■ **EXERCISE**
Tally the lines of the listing that contain the string "Gregorie". Give the number and nothing else.

■ **DATA IN THIS EXERCISE**
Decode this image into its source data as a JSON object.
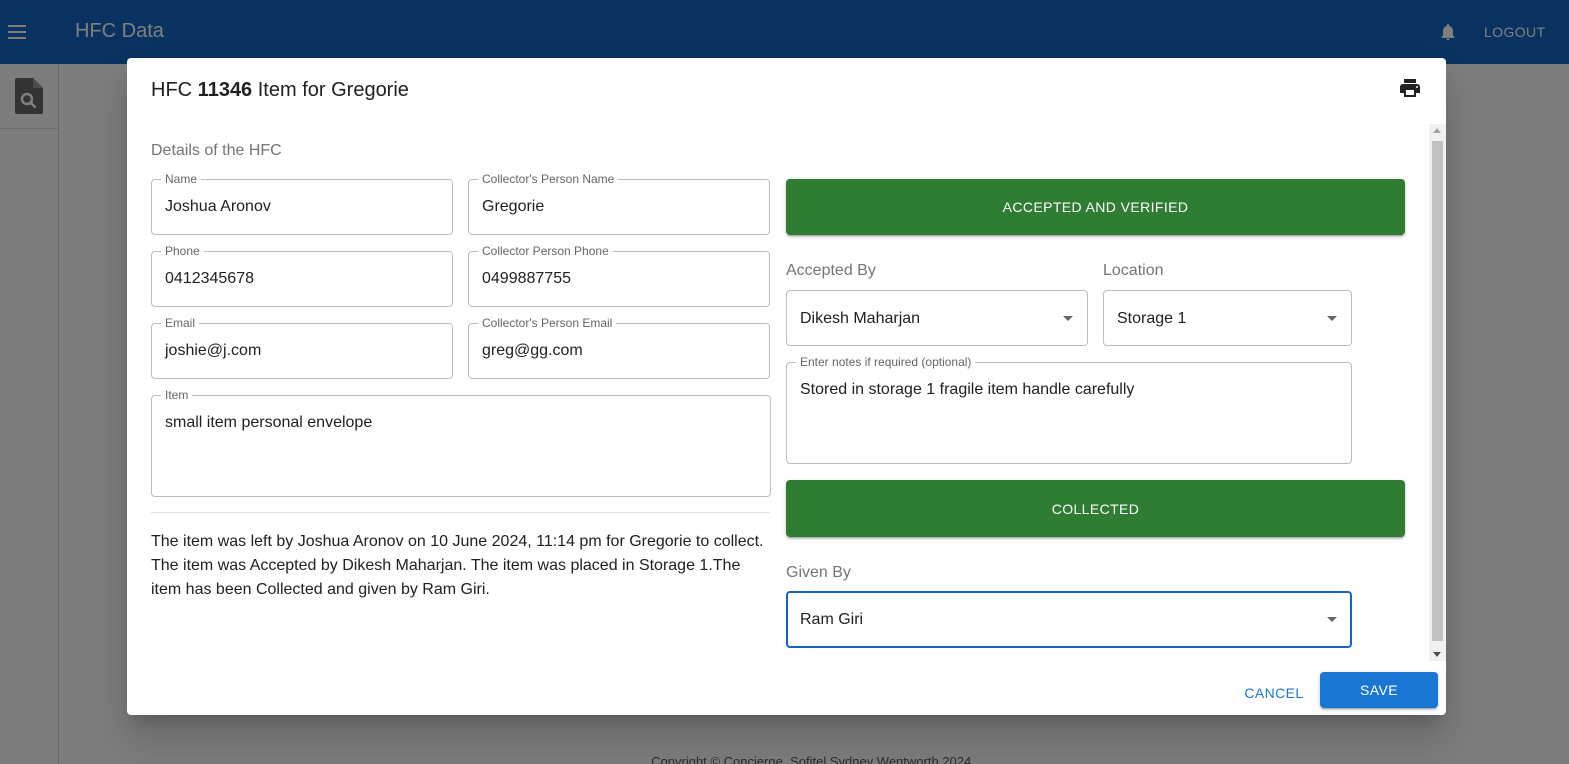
{
  "app": {
    "title": "HFC Data",
    "logout_label": "LOGOUT",
    "footer": "Copyright © Concierge, Sofitel Sydney Wentworth 2024."
  },
  "colors": {
    "appbar": "#1565c0",
    "status_green": "#2e7d32",
    "primary": "#1976d2"
  },
  "icons": {
    "menu": "menu-icon",
    "notifications": "bell-icon",
    "rail_search": "document-search-icon",
    "print": "print-icon"
  },
  "dialog": {
    "title_prefix": "HFC",
    "hfc_number": "11346",
    "title_suffix": "Item for Gregorie",
    "section_label": "Details of the HFC",
    "fields": {
      "name": {
        "label": "Name",
        "value": "Joshua Aronov"
      },
      "collector_name": {
        "label": "Collector's Person Name",
        "value": "Gregorie"
      },
      "phone": {
        "label": "Phone",
        "value": "0412345678"
      },
      "collector_phone": {
        "label": "Collector Person Phone",
        "value": "0499887755"
      },
      "email": {
        "label": "Email",
        "value": "joshie@j.com"
      },
      "collector_email": {
        "label": "Collector's Person Email",
        "value": "greg@gg.com"
      },
      "item": {
        "label": "Item",
        "value": "small item personal envelope"
      }
    },
    "summary": "The item was left by Joshua Aronov on 10 June 2024, 11:14 pm for Gregorie to collect. The item was Accepted by Dikesh Maharjan. The item was placed in Storage 1.The item has been Collected and given by Ram Giri.",
    "accepted_button": "ACCEPTED AND VERIFIED",
    "accepted_by": {
      "label": "Accepted By",
      "value": "Dikesh Maharjan"
    },
    "location": {
      "label": "Location",
      "value": "Storage 1"
    },
    "notes": {
      "label": "Enter notes if required (optional)",
      "value": "Stored in storage 1 fragile item handle carefully"
    },
    "collected_button": "COLLECTED",
    "given_by": {
      "label": "Given By",
      "value": "Ram Giri"
    },
    "cancel_label": "CANCEL",
    "save_label": "SAVE"
  }
}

■ **WORKED SOLUTION**
3